Work item =
When the string "人赞同了该回答" occurs in a line of the records, show that line.

(Excerpts from a dataset)
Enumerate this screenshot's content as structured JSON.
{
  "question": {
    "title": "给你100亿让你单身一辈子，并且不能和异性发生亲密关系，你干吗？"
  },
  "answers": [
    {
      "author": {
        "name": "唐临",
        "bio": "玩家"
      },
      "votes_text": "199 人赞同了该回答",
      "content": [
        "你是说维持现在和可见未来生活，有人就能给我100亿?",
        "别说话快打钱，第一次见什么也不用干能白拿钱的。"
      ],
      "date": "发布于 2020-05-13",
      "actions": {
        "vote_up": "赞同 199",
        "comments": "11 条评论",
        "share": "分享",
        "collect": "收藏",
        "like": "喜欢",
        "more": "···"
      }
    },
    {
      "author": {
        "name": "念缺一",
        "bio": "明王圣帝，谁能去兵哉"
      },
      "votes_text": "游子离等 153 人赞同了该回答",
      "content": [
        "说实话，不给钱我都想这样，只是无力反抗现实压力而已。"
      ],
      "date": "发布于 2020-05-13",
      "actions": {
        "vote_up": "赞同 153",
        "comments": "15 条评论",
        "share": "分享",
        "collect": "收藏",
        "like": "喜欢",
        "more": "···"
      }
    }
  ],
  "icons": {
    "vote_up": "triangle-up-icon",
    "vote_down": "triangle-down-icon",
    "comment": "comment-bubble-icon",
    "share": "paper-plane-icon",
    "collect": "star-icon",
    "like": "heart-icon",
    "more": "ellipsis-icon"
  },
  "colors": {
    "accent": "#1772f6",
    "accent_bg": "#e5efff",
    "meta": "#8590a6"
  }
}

Answer box =
      "votes_text": "199 人赞同了该回答",
      "votes_text": "游子离等 153 人赞同了该回答",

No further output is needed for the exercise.